- REGEXP_SUBSTR(‘x’, ‘\d+’): It extracts substrings from a given string by means of a regular expression pattern.
- TRANSLATE(‘x’, ‘y’, ‘z’): It replaces all the occurrences of specified characters with some other characters present in a string. Suppose in the provided string function as TRANSLATE(‘abdce’, ‘adc’, ‘vz’) results as ‘vbze’.
- Bit_Length(x): It outputs the length of a stated string in bits. Every Unicode character’s length is equal to 16 bits (2 bytes).
- VSIZE(): In Oracle, this function provides the number of bytes for a specified expression.
- NCHR(): This function provides the character that is based on the national character set on the number_code.
- DECOMPOSE(): This function results in a Unicode string from the specified string.
- COMPOSE(): In Oracle, this compose function operates to provide the Unicode string.
- ASCIISTR(): For a provided character, this function results in the numeric value.
- CONCAT_WITH(): This Oracle function outputs a string with the concatenation of all the arguments.
Hence, the PL/SQL delivers the liberty of developing variable-length strings in which providing the size of the string is optional.
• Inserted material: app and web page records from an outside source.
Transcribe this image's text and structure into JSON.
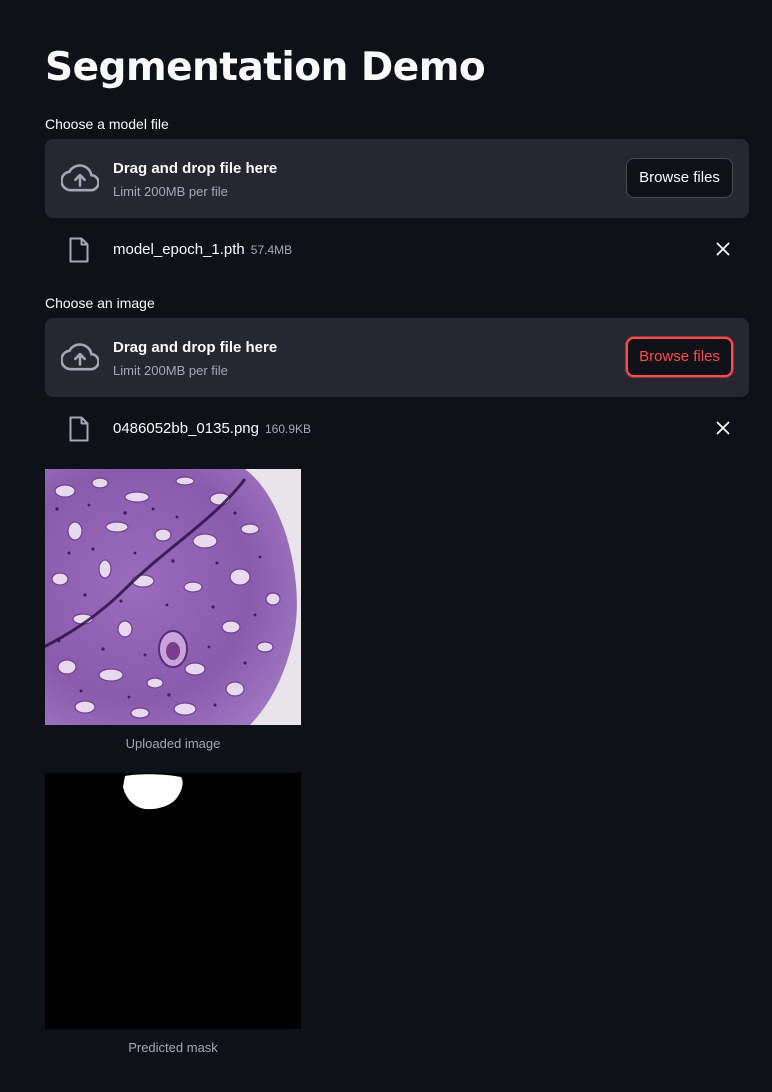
{
  "page": {
    "title": "Segmentation Demo"
  },
  "model_uploader": {
    "label": "Choose a model file",
    "dropzone_title": "Drag and drop file here",
    "dropzone_limit": "Limit 200MB per file",
    "browse_label": "Browse files",
    "file": {
      "name": "model_epoch_1.pth",
      "size": "57.4MB"
    }
  },
  "image_uploader": {
    "label": "Choose an image",
    "dropzone_title": "Drag and drop file here",
    "dropzone_limit": "Limit 200MB per file",
    "browse_label": "Browse files",
    "browse_state": "focused",
    "file": {
      "name": "0486052bb_0135.png",
      "size": "160.9KB"
    }
  },
  "outputs": {
    "uploaded_image": {
      "caption": "Uploaded image",
      "content": "histology-tissue-pas-stain"
    },
    "predicted_mask": {
      "caption": "Predicted mask",
      "content": "binary-mask"
    }
  },
  "icons": {
    "upload": "cloud-upload-icon",
    "file": "file-icon",
    "remove": "close-icon"
  },
  "colors": {
    "background": "#0e1117",
    "panel": "#262730",
    "text": "#fafafa",
    "muted_text": "#a3a8b8",
    "accent": "#ff4b4b",
    "mask_background": "#000000",
    "mask_foreground": "#ffffff",
    "tissue_primary": "#8a5aad",
    "slide_background": "#e8e3e9"
  }
}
PL/SQL can be said as a grouping of characters that can be alphabets, special characters, numbers, or all together.
Conclusion – PLSQL string functions
- All the PL/SQL string functions are arranged into the type of function on the basis of types such as date/time, string/character, advanced, conversion, and mathematical/numeric.
- In Oracle, these functions can be implemented in SQL queries or statements; even they can be applied inside the programming environment delivered by the Oracle/PLSQL database like the triggers, stored procedures, and functions, etc.
This is a guide to PLSQL string functions. Here we discuss the string functions of PL/SQL and their types in detail and in brief. You may also have a look at the following articles to learn more –